As the fast-spreading coronavirus changes daily life and affects every industry sector, businesses are finding new ways to stay afloat and keep customers fed and entertained.
With the closure of nearly all casinos nationwide, the online gambling trade group iDevelopment & Economic Association (iDEA) is asking states to free up restrictions so casinos can replace some revenue lost from shutting doors — and help refill state tax coffers, The Wall Street Journal reported. Digital casino gambling is allowed in six states; the 14 states with pending legislation have postponed legislative sessions. The industry group asked governors to consider using emergency powers to green-light online casinos. John Pappas, a lobbyist for iDEA, said online casinos won’t be a cure-all, but “in the face of closures like this, it underscores the need for the industry to also have an eCommerce platform.”
Meanwhile, retailers have been advertising price cuts, steep discounts and free shipping in an effort to stimulate eCommerce sales, according to Reuters. Most merchants across the country have been forced to close physical stores in the wake of the coronavirus and are anxious to make more online sales. People still need to eat, but many can’t or don’t want to go into supermarkets, and with less drivers — and stock — due to the pandemic and early hoarding, deliveries are taking longer.

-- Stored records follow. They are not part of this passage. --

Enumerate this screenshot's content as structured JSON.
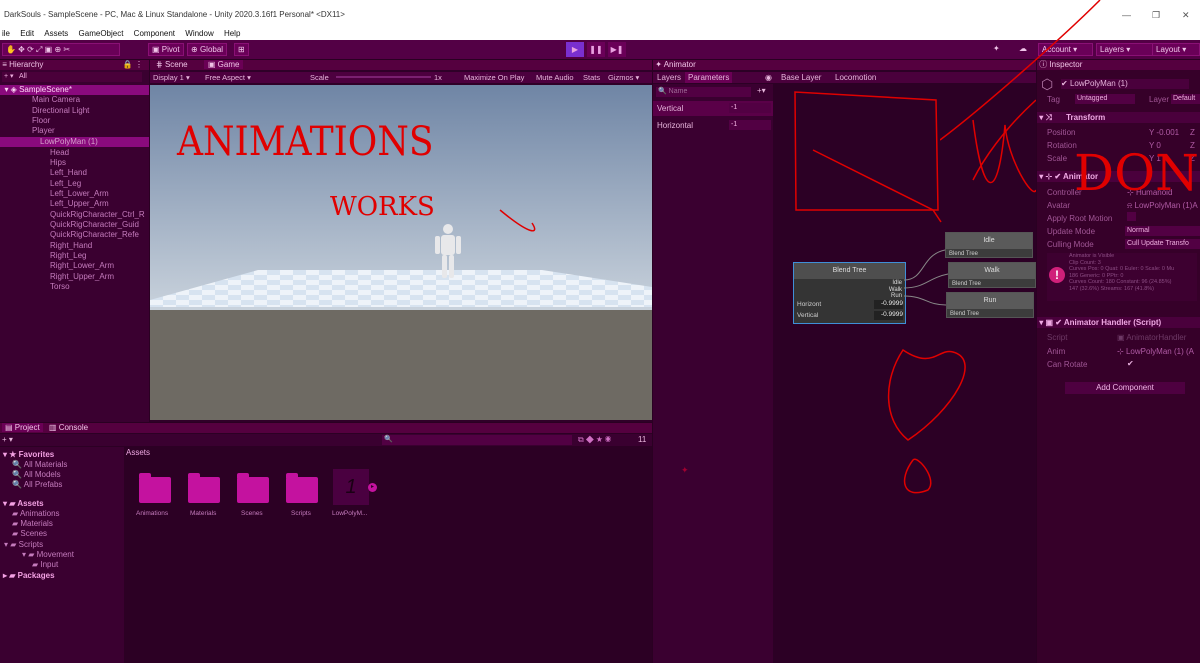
{
  "window": {
    "title": "DarkSouls - SampleScene - PC, Mac & Linux Standalone - Unity 2020.3.16f1 Personal* <DX11>",
    "controls": [
      "—",
      "❐",
      "✕"
    ]
  },
  "menu": [
    "ile",
    "Edit",
    "Assets",
    "GameObject",
    "Component",
    "Window",
    "Help"
  ],
  "toolbar": {
    "pivot": "Pivot",
    "global": "Global",
    "account": "Account",
    "layers": "Layers",
    "layout": "Layout"
  },
  "hierarchy": {
    "tab": "Hierarchy",
    "search": "All",
    "scene": "SampleScene*",
    "items": [
      "Main Camera",
      "Directional Light",
      "Floor",
      "Player",
      "LowPolyMan (1)",
      "Head",
      "Hips",
      "Left_Hand",
      "Left_Leg",
      "Left_Lower_Arm",
      "Left_Upper_Arm",
      "QuickRigCharacter_Ctrl_R",
      "QuickRigCharacter_Guid",
      "QuickRigCharacter_Refe",
      "Right_Hand",
      "Right_Leg",
      "Right_Lower_Arm",
      "Right_Upper_Arm",
      "Torso"
    ]
  },
  "game": {
    "tab_scene": "Scene",
    "tab_game": "Game",
    "display": "Display 1",
    "aspect": "Free Aspect",
    "scale_label": "Scale",
    "scale_value": "1x",
    "maximize": "Maximize On Play",
    "mute": "Mute Audio",
    "stats": "Stats",
    "gizmos": "Gizmos"
  },
  "animator": {
    "tab": "Animator",
    "tab_layers": "Layers",
    "tab_params": "Parameters",
    "search_placeholder": "Name",
    "base_layer": "Base Layer",
    "locomotion": "Locomotion",
    "params": [
      {
        "name": "Vertical",
        "value": "-1"
      },
      {
        "name": "Horizontal",
        "value": "-1"
      }
    ],
    "blend_tree": {
      "title": "Blend Tree",
      "outputs": [
        "Idle",
        "Walk",
        "Run"
      ],
      "inputs": [
        {
          "name": "Horizont",
          "value": "-0.9999"
        },
        {
          "name": "Vertical",
          "value": "-0.9999"
        }
      ]
    },
    "states": [
      {
        "name": "Idle",
        "sub": "Blend Tree"
      },
      {
        "name": "Walk",
        "sub": "Blend Tree"
      },
      {
        "name": "Run",
        "sub": "Blend Tree"
      }
    ]
  },
  "inspector": {
    "tab": "Inspector",
    "object_name": "LowPolyMan (1)",
    "tag_label": "Tag",
    "tag": "Untagged",
    "layer_label": "Layer",
    "layer": "Default",
    "transform": {
      "title": "Transform",
      "rows": [
        {
          "label": "Position",
          "y": "-0.001",
          "z": "Z"
        },
        {
          "label": "Rotation",
          "y": "0",
          "z": "Z"
        },
        {
          "label": "Scale",
          "y": "1",
          "z": "Z"
        }
      ]
    },
    "animator": {
      "title": "Animator",
      "fields": [
        {
          "label": "Controller",
          "value": "Humanoid"
        },
        {
          "label": "Avatar",
          "value": "LowPolyMan (1)A"
        },
        {
          "label": "Apply Root Motion",
          "value": ""
        },
        {
          "label": "Update Mode",
          "value": "Normal"
        },
        {
          "label": "Culling Mode",
          "value": "Cull Update Transfo"
        }
      ],
      "info": [
        "Animator is Visible",
        "Clip Count: 3",
        "Curves Pos: 0 Quat: 0 Euler: 0 Scale: 0 Mu",
        "186 Generic: 0 PPtr: 0",
        "Curves Count: 180 Constant: 96 (24.85%)",
        "147 (32.6%) Streams: 167 (41.8%)"
      ]
    },
    "handler": {
      "title": "Animator Handler (Script)",
      "fields": [
        {
          "label": "Script",
          "value": "AnimatorHandler"
        },
        {
          "label": "Anim",
          "value": "LowPolyMan (1) (A"
        },
        {
          "label": "Can Rotate",
          "value": "✔"
        }
      ]
    },
    "add_component": "Add Component"
  },
  "project": {
    "tab_project": "Project",
    "tab_console": "Console",
    "favorites": "Favorites",
    "fav_items": [
      "All Materials",
      "All Models",
      "All Prefabs"
    ],
    "assets_root": "Assets",
    "tree": [
      "Animations",
      "Materials",
      "Scenes",
      "Scripts",
      "Movement",
      "Input"
    ],
    "packages": "Packages",
    "crumb": "Assets",
    "files": [
      "Animations",
      "Materials",
      "Scenes",
      "Scripts",
      "LowPolyM..."
    ],
    "count": "11"
  },
  "annotations": [
    "ANIMATIONS",
    "WORKS",
    "DONE"
  ]
}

In other news, Kraft Heinz said it has stepped up production of necessities and has been in discussions with Amazon and Walmart every day to get food to people’s homes faster, Reuters reported. “Amazon and Walmart and the others have faced a huge increase in demand,” Kraft Heinz CEO Miguel Patricio said. “I think the bottle-neck is being able to deliver to people’s homes, not production.”

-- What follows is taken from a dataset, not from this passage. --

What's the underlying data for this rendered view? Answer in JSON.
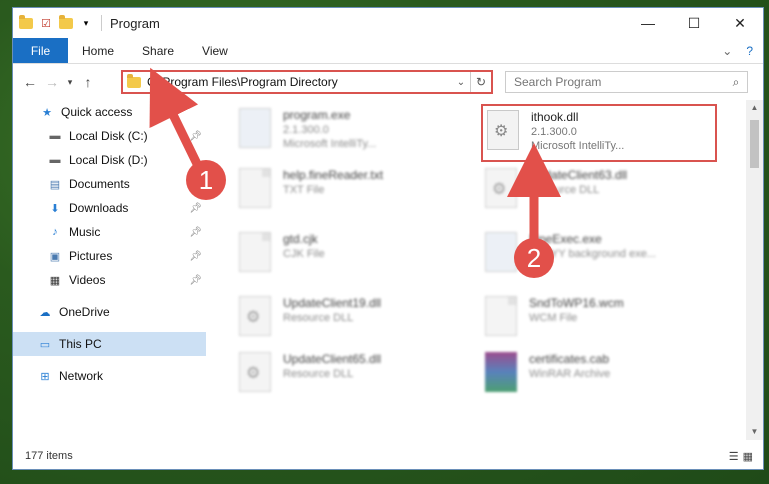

On another note, the New York City restaurant industry is taking a big hit as take-out and delivery replace seating and bars, leading to mass layoffs of servers, bartenders and related personnel, according to a CNBC report. Some restaurants have closed altogether for the foreseeable future after takeout and delivery didn’t bring in enough revenue to cover daily overhead. Others didn’t bother offering take-out or delivery since revenue mostly came from live music and drinks. “You can’t deliver live jazz or handcrafted cocktails,” said Andrew Castelli, owner of Penny Jo’s and Uptown Bourbon.
Meanwhile, as more people hunker down in their living rooms for work, the demand for home office equipment has escalated, prompting Best Buy to move to curbside pickup only at all of its stores, according to CNBC. Online orders will still be shipped directly to customers’ homes, but there will be no in-home installations or repairs. “As we meet the demand for these necessities, we are adjusting how we operate in many ways to improve safety,” said Best Buy CEO Corie Barry.

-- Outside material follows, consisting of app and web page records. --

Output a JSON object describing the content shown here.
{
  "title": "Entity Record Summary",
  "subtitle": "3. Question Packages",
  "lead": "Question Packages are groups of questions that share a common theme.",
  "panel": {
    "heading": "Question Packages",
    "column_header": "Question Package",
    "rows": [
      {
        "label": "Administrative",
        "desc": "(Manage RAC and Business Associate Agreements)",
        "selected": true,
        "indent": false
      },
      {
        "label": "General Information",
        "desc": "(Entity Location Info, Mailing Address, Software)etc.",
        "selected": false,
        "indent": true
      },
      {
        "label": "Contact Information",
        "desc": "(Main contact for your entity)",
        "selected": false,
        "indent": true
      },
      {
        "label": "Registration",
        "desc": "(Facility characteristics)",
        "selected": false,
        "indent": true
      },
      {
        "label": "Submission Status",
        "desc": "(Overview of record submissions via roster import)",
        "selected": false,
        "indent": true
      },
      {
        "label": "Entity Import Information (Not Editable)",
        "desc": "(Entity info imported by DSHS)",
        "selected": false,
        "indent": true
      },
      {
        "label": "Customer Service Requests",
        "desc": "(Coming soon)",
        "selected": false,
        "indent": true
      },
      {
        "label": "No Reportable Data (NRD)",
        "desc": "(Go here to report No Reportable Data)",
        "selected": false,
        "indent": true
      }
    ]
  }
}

In other news, Amazon is upping overtime pay for its warehouse workforce through May 9 as the world’s biggest eCommerce firm struggles to meet growing customer demands due to the coronavirus, according to The Verge. After 40 hours of work, employees will receive double time instead of the usual time-and-a-half. The move follows a letter sent to Amazon CEO Jeff Bezos from four senators — Cory Booker and Robert Menendez of New Jersey, Sherrod Brown of Ohio and U.S. presidential hopeful Bernie Sanders of Vermont — citing concerns about Amazon’s employees during this crisis. “My own time and thinking is now wholly focused on COVID-19 and on how Amazon can best play its role,” Bezos said on the company’s website.
As of Sunday (March 22), confirmed coronavirus cases worldwide hit nearly 336,000 with more than 14,600 reported deaths. In the U.S., there are more than 33,200 confirmed cases and more than 400 deaths.